Identification of travelling ionospheric disturbances and perspectives for the development of warning services

Anna Belehaki Fri 1, 09:00
Travelling Ionospheric Disturbances (TIDs) constitute an important Space Weather effect in the upper atmosphere driven by the near-Earth space dynamics and by lower atmosphere phenomena. TIDs are the ionospheric manifestation of internal atmospheric gravity waves (AGW) in the neutral atmosphere. Independent of their source, the effects imposed by TIDs at the ionospheric altitudes are very important, as they can impose disturbances with amplitudes of up to ~20% of the ambient electron density, and a Doppler frequency shifts of the order of 0.5 Hz on HF signals. Because TIDs affect all technologies using predictable ionospheric characteristics, a comprehensive system for the direct and accurate identification and tracking of TIDs is the cornerstone for the development of mitigation strategies that will support the reliable and safe operation of the systems affected.

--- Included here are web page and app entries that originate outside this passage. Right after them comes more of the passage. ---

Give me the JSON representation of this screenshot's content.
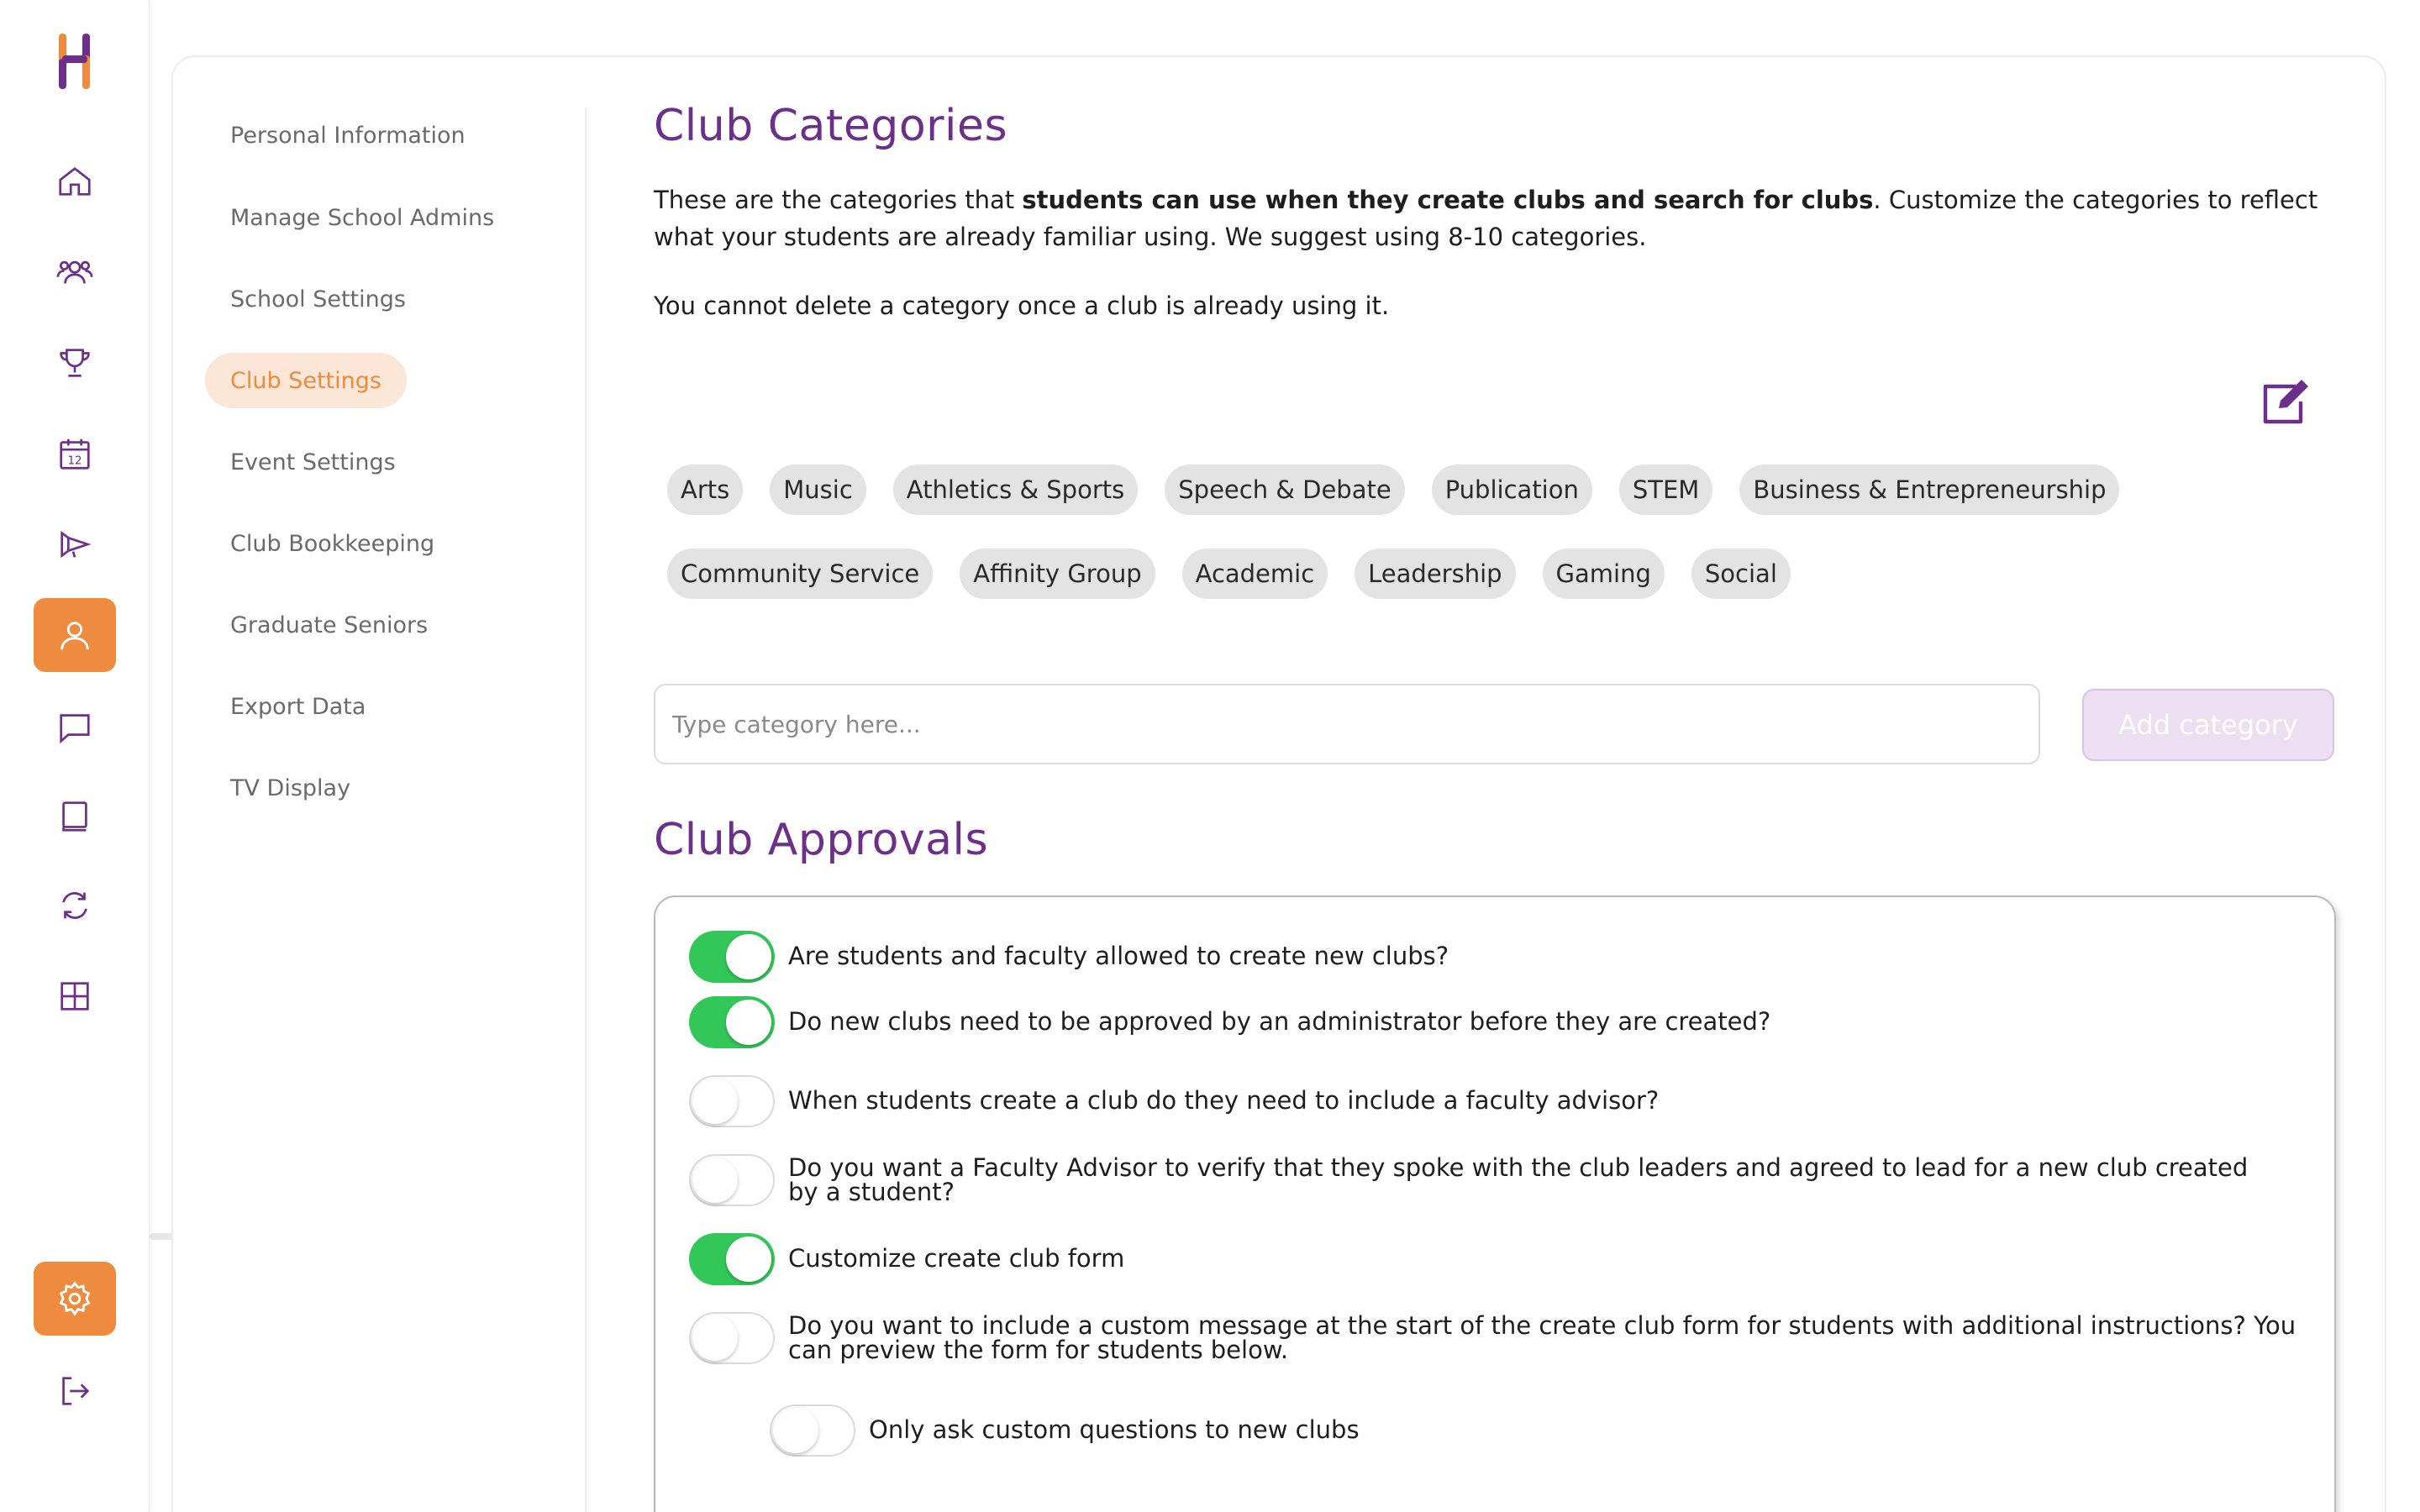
{
  "sidebar_icons": [
    {
      "name": "home-icon"
    },
    {
      "name": "users-icon"
    },
    {
      "name": "trophy-icon"
    },
    {
      "name": "calendar-icon",
      "label": "12"
    },
    {
      "name": "megaphone-icon"
    },
    {
      "name": "profile-icon",
      "active": true
    },
    {
      "name": "chat-icon"
    },
    {
      "name": "book-icon"
    },
    {
      "name": "sync-icon"
    },
    {
      "name": "grid-icon"
    },
    {
      "name": "settings-icon",
      "active": true
    },
    {
      "name": "logout-icon"
    }
  ],
  "colors": {
    "accent_orange": "#ee8b3f",
    "brand_purple": "#6c2f8a",
    "toggle_on": "#33c759",
    "chip_bg": "#e3e3e3"
  },
  "submenu": {
    "items": [
      "Personal Information",
      "Manage School Admins",
      "School Settings",
      "Club Settings",
      "Event Settings",
      "Club Bookkeeping",
      "Graduate Seniors",
      "Export Data",
      "TV Display"
    ],
    "active": "Club Settings"
  },
  "categories": {
    "title": "Club Categories",
    "intro_before": "These are the categories that ",
    "intro_bold": "students can use when they create clubs and search for clubs",
    "intro_after": ". Customize the categories to reflect what your students are already familiar using. We suggest using 8-10 categories.",
    "note": "You cannot delete a category once a club is already using it.",
    "chips_row1": [
      "Arts",
      "Music",
      "Athletics & Sports",
      "Speech & Debate",
      "Publication",
      "STEM",
      "Business & Entrepreneurship"
    ],
    "chips_row2": [
      "Community Service",
      "Affinity Group",
      "Academic",
      "Leadership",
      "Gaming",
      "Social"
    ],
    "input_placeholder": "Type category here...",
    "add_button": "Add category"
  },
  "approvals": {
    "title": "Club Approvals",
    "toggles": [
      {
        "label": "Are students and faculty allowed to create new clubs?",
        "on": true
      },
      {
        "label": "Do new clubs need to be approved by an administrator before they are created?",
        "on": true
      },
      {
        "label": "When students create a club do they need to include a faculty advisor?",
        "on": false
      },
      {
        "label": "Do you want a Faculty Advisor to verify that they spoke with the club leaders and agreed to lead for a new club created by a student?",
        "on": false
      },
      {
        "label": "Customize create club form",
        "on": true
      },
      {
        "label": "Do you want to include a custom message at the start of the create club form for students with additional instructions? You can preview the form for students below.",
        "on": false
      },
      {
        "label": "Only ask custom questions to new clubs",
        "on": false
      }
    ]
  }
}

This requires (a) the real-time calculation of the TID characteristics (velocity, amplitude, propagation direction) (b) the accurate specification of all disturbances that act in the ionosphere and create the prevailing ionospheric conditions, (c) the specification of those ionospheric characteristics whose perturbation, because of TIDs, cause the impact in each specific technology. The talk reviews the most well-known methodologies for the identification and tracking of TIDs based on the exploitation of real-time observations from networks of Digisonde, GNSS receivers and Continuous Doppler Sounding Systems. Activities planned by the ionospheric community for the development of a warning system able to support the development of mitigation technologies will be also presented. These activities are part of the newly funded EC Horizon 2020 Project TechTIDE which is expected to start in November 2017.

The H2020 project SWAMI: Space Weather Atmosphere Model and Indices

Sean Bruinsma Fri 1, 14:30
In the framework of the H2020 project SWAMI, which will start in January 2018, a new whole atmosphere model will be developed that can be used for launch operations, re-entry computations, orbit prediction, and aeronomy and space weather studies. Such a model is currently not available in Europe. The CIRA thermosphere specification model DTM2013 will be improved through the combination of assimilating more density data to drive down remaining biases (all GOCE data, more GRACE, Swarm data, TIMED data), and a new high cadence Kp geomagnetic index. Compared to the progress made in solar activity proxy research, geomagnetic index development and forecasting is lagging, which is why we focus on the latter in SWAMI. The new whole atmosphere model will be adjusted to the new geomagnetic indices, which will result in more accurate storm reconstruction and forecast. The Met Office Unified Model will be extended to the lower thermosphere, and secondly, atmospheric variability will be quantified and modelled through comparison with a multi-year average climatology. Then, the DTM model will be coupled in the 120-160 km altitude region to the Met Office Unified Model in order to create a whole atmosphere model. The project objectives and time line will be presented.